== YOUR GOAL ==
The number of lines containing "subtitle" is the only answer wanted; work it out from the entries below.

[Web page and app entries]
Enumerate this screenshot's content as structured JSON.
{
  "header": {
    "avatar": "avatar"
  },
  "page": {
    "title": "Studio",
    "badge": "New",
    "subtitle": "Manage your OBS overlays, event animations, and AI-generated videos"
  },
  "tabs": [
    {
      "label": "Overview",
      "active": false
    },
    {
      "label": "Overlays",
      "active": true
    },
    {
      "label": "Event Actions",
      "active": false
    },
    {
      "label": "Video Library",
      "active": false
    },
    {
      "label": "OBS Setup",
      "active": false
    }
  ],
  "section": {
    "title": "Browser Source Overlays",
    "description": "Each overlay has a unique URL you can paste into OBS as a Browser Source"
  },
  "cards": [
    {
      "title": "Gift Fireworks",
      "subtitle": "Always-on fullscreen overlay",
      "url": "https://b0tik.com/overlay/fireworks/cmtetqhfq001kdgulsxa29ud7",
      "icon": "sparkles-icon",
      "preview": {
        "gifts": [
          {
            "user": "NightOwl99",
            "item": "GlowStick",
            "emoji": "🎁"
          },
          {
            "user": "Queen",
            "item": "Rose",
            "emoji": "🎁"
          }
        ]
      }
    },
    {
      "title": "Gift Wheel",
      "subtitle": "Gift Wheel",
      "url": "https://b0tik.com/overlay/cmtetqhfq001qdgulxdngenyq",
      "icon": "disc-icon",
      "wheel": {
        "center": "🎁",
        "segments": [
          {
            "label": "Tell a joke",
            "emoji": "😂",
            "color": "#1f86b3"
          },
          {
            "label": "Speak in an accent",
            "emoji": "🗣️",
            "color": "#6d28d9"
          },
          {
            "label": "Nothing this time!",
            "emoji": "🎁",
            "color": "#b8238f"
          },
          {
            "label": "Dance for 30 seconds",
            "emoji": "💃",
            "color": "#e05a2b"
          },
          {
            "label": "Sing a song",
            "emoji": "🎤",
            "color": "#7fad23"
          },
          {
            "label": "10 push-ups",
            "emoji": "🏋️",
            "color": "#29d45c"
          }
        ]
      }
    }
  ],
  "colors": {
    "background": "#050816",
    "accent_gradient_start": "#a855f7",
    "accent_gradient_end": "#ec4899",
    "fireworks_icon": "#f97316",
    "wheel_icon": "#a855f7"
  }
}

== COMPLETED EXERCISE ==
3